AVAILABLE RECORDS
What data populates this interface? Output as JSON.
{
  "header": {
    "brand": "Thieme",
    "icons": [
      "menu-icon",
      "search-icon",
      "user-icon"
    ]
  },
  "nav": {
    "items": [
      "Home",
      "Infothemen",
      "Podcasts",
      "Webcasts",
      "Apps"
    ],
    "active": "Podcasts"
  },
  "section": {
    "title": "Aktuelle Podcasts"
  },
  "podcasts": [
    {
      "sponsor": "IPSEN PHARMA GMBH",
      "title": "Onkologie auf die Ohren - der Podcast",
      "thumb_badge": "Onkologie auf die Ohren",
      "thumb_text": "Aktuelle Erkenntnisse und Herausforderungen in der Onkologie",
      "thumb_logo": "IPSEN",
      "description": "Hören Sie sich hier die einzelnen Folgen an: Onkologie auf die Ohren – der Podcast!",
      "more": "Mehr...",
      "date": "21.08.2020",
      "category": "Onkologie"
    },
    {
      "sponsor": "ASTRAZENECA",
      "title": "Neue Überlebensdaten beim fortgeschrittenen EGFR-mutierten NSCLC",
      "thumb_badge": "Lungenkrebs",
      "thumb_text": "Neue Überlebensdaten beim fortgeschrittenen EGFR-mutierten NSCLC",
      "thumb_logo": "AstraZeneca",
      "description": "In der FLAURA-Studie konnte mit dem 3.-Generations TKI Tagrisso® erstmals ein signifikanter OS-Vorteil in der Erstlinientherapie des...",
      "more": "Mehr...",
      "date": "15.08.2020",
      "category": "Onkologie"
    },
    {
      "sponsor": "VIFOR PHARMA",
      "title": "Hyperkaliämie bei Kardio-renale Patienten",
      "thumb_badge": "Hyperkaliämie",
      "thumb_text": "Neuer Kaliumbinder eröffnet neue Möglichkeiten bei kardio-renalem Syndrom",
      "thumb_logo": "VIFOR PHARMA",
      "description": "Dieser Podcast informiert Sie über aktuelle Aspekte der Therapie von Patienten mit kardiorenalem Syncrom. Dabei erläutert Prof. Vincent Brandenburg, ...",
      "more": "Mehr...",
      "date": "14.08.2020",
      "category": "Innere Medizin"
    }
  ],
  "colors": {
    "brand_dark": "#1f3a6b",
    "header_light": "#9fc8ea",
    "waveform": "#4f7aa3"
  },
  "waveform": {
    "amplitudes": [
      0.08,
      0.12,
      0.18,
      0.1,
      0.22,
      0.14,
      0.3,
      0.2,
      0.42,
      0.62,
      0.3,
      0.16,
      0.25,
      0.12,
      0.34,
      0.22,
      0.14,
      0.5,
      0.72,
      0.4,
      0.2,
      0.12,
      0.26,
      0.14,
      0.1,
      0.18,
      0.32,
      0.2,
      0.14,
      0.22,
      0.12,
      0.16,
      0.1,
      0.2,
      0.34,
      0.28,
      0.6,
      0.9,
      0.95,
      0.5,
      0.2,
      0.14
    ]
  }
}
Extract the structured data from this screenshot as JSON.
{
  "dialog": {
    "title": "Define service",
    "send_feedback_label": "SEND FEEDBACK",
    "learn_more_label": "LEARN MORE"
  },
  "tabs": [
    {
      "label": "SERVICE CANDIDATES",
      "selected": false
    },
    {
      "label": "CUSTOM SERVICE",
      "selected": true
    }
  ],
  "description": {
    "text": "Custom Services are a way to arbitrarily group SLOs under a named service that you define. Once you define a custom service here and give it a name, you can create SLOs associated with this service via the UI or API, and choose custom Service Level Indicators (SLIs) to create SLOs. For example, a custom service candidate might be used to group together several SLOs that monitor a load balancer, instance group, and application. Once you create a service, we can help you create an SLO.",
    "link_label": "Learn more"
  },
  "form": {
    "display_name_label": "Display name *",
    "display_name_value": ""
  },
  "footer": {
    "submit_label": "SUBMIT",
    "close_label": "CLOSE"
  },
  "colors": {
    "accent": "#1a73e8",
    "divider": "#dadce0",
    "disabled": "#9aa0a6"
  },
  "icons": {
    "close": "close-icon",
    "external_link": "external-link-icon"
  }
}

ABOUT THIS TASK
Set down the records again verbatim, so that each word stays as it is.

RESULT BELOW
What data populates this interface? Output as JSON.
{
  "header": {
    "brand": "Thieme",
    "icons": [
      "menu-icon",
      "search-icon",
      "user-icon"
    ]
  },
  "nav": {
    "items": [
      "Home",
      "Infothemen",
      "Podcasts",
      "Webcasts",
      "Apps"
    ],
    "active": "Podcasts"
  },
  "section": {
    "title": "Aktuelle Podcasts"
  },
  "podcasts": [
    {
      "sponsor": "IPSEN PHARMA GMBH",
      "title": "Onkologie auf die Ohren - der Podcast",
      "thumb_badge": "Onkologie auf die Ohren",
      "thumb_text": "Aktuelle Erkenntnisse und Herausforderungen in der Onkologie",
      "thumb_logo": "IPSEN",
      "description": "Hören Sie sich hier die einzelnen Folgen an: Onkologie auf die Ohren – der Podcast!",
      "more": "Mehr...",
      "date": "21.08.2020",
      "category": "Onkologie"
    },
    {
      "sponsor": "ASTRAZENECA",
      "title": "Neue Überlebensdaten beim fortgeschrittenen EGFR-mutierten NSCLC",
      "thumb_badge": "Lungenkrebs",
      "thumb_text": "Neue Überlebensdaten beim fortgeschrittenen EGFR-mutierten NSCLC",
      "thumb_logo": "AstraZeneca",
      "description": "In der FLAURA-Studie konnte mit dem 3.-Generations TKI Tagrisso® erstmals ein signifikanter OS-Vorteil in der Erstlinientherapie des...",
      "more": "Mehr...",
      "date": "15.08.2020",
      "category": "Onkologie"
    },
    {
      "sponsor": "VIFOR PHARMA",
      "title": "Hyperkaliämie bei Kardio-renale Patienten",
      "thumb_badge": "Hyperkaliämie",
      "thumb_text": "Neuer Kaliumbinder eröffnet neue Möglichkeiten bei kardio-renalem Syndrom",
      "thumb_logo": "VIFOR PHARMA",
      "description": "Dieser Podcast informiert Sie über aktuelle Aspekte der Therapie von Patienten mit kardiorenalem Syncrom. Dabei erläutert Prof. Vincent Brandenburg, ...",
      "more": "Mehr...",
      "date": "14.08.2020",
      "category": "Innere Medizin"
    }
  ],
  "colors": {
    "brand_dark": "#1f3a6b",
    "header_light": "#9fc8ea",
    "waveform": "#4f7aa3"
  },
  "waveform": {
    "amplitudes": [
      0.08,
      0.12,
      0.18,
      0.1,
      0.22,
      0.14,
      0.3,
      0.2,
      0.42,
      0.62,
      0.3,
      0.16,
      0.25,
      0.12,
      0.34,
      0.22,
      0.14,
      0.5,
      0.72,
      0.4,
      0.2,
      0.12,
      0.26,
      0.14,
      0.1,
      0.18,
      0.32,
      0.2,
      0.14,
      0.22,
      0.12,
      0.16,
      0.1,
      0.2,
      0.34,
      0.28,
      0.6,
      0.9,
      0.95,
      0.5,
      0.2,
      0.14
    ]
  }
}
Extract the structured data from this screenshot as JSON.
{
  "dialog": {
    "title": "Define service",
    "send_feedback_label": "SEND FEEDBACK",
    "learn_more_label": "LEARN MORE"
  },
  "tabs": [
    {
      "label": "SERVICE CANDIDATES",
      "selected": false
    },
    {
      "label": "CUSTOM SERVICE",
      "selected": true
    }
  ],
  "description": {
    "text": "Custom Services are a way to arbitrarily group SLOs under a named service that you define. Once you define a custom service here and give it a name, you can create SLOs associated with this service via the UI or API, and choose custom Service Level Indicators (SLIs) to create SLOs. For example, a custom service candidate might be used to group together several SLOs that monitor a load balancer, instance group, and application. Once you create a service, we can help you create an SLO.",
    "link_label": "Learn more"
  },
  "form": {
    "display_name_label": "Display name *",
    "display_name_value": ""
  },
  "footer": {
    "submit_label": "SUBMIT",
    "close_label": "CLOSE"
  },
  "colors": {
    "accent": "#1a73e8",
    "divider": "#dadce0",
    "disabled": "#9aa0a6"
  },
  "icons": {
    "close": "close-icon",
    "external_link": "external-link-icon"
  }
}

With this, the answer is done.